Oct. 11, 2000
by Pete LaFleur
Experience is a tricky thing in competitive sport. Achieving a high level of success often requires a certain amount of experience, yet the process of attaining that experience often can be a painful one.
Such is the case for the Notre Dame baseball program, which took part in a whirlwind NCAA Regional Tournament last spring at Mississippi State. The Irish won a pair of elimination games-including one delayed by a nearby tornado-before dropping a 9-8 title game versus the host Bulldogs to cap a 46-18 season.
“That experience really served to whet the team’s whistle. It gave them a taste of how close they are to getting to the College World Series and making a very strong statement that Notre Dame baseball is here to stay,” said seventh-year Irish head coach Paul Mainieri.

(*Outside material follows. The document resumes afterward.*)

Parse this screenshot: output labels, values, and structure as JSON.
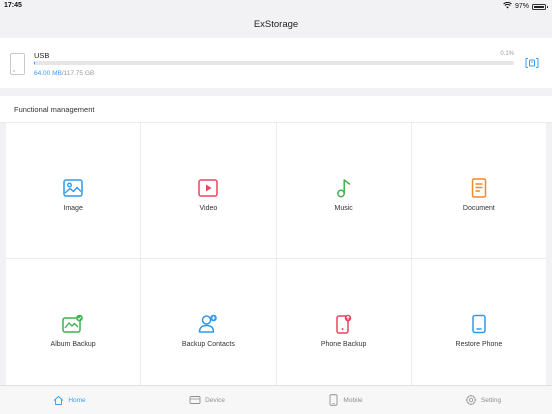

At the end of the 2000 season, the Irish knew they likely would be returning eight regular position players and six regular pitchers. What they didn’t anticipate was returning to school in the fall with three-time All-America pitcher Aaron Heilman still on the roster.
Heilman-whose career includes a 28-7 record, 14 saves, a 2.80 ERA and 314 strikeouts in 280 innings-was the 31st selection of the 2000 Major League Draft but never signed with the Minnesota Twins.
Heilman’s return shifts the rotation, with his classmate Danny Tamayo likely filling the No. 2 spot while surging junior Matt Buchmeier is slotted into the third. Sophomore J.P. Gagne could assume a swingman role, as a No. 4 starter and top middle reliever.
Tamayo-known for his devastating changeup and ability to set up hitters-returned to form last spring after reconstructive elbow surgery, with his 2000 season including a 3-1 record, 3.62 ERA and a three-hit complete game to beat Mississippi State in the NCAAs.
Buchmeier’s sophomore season (4-2, 3.88), was followed by a dominating 2000 summer as a member of the Hays (Kan.) Larks in the Jayhawk League. Gagne made a huge impact as a freshman starter and top reliever in 2000 (7-1, 4.46).
Notre Dame’s chief area of concern is the bullpen, which no longer includes graduated all-time saves leader John Corbin (who also set the season record in 2000 with 11 saves, for 20 in his career).
Top closer contenders include hard-throwing junior Drew Duff (4-2, 5.05 ERA in 2000) and freshman Aaron Edwards, a poised newcomer who may have the best curveball on the staff. Top veteran relievers include senior lefthander Mike Naumann (2-1, 2.48 ERA in 2000) and sophomore Matt Laird (5-2, 3.83).
The probable position players include seven veterans and a pair of freshmen in second baseman Steve Sollmann and first baseman Joe Thaman-a formidable right side of the infield due to their all-around athleticism (Sollmann is the brother of former Irish baseball and football player Scott Sollmann).
Senior shortstop Alec Porzel is the veteran leader and has posted team-best RBI totals each of the past two seasons (58 in 2000, plus a .342 average and nine home runs).
Three lefthanded-hitting juniors embark on their third season as everyday starters. Speedy centerfielder Steve Stanley (.362, 29 stolen bases) again should bat second (in front of Porzel) while hard-nosed catcher Paul O’Toole (.302, eight home runs, 39 RBI) is the emotional leader of the defense. Andrew Bushey (.275, 30 RBI) is one of the top defensive third basemen in the BIG EAST Conference and could boost his offense while also backing up O’Toole at catcher.
Another junior, Ken Meyer (.326, 3 HR, 20 RBI), provided a spark as a leadoff designated hitter in 2000 and also could see time this season at first base.
Aside from Heilman, the team’s most visible player is sophomore rightfielder Brian Stavisky, a 6-3, 230-pound lefthander who earned Freshman All-America honors after batting .298 with a team-best 14 home run and 45 RBI. Stavisky-who is slated to move into the cleanup role-had a standout performance in the nation’s premier summer baseball league, as he joined Stanley and O’Toole as starters in the Cape Cod League All-Star game and earned MVP honors after hitting two home runs in that wooden-bat game.
Sophomore Kris Billmaier (.354, 4 HR, 19 RBI) and junior Matt Bok (.259, 14 RBI) are top contenders to start in left field while junior DH Matt Strickroth, senior utility player Ben Cooke and freshman infielder Javier Sanchez will give the Irish solid depth.
“The bar is set very high and I’m not afraid to say that,” said Mainieri, whose first six Irish squads have extended the program’s string of 40-win seasons to 12.
“We have talent but more importantly we have tremendous competitors with a lot of pride. When you have tough kids with pride like that, you don’t put limits on what they can accomplish.”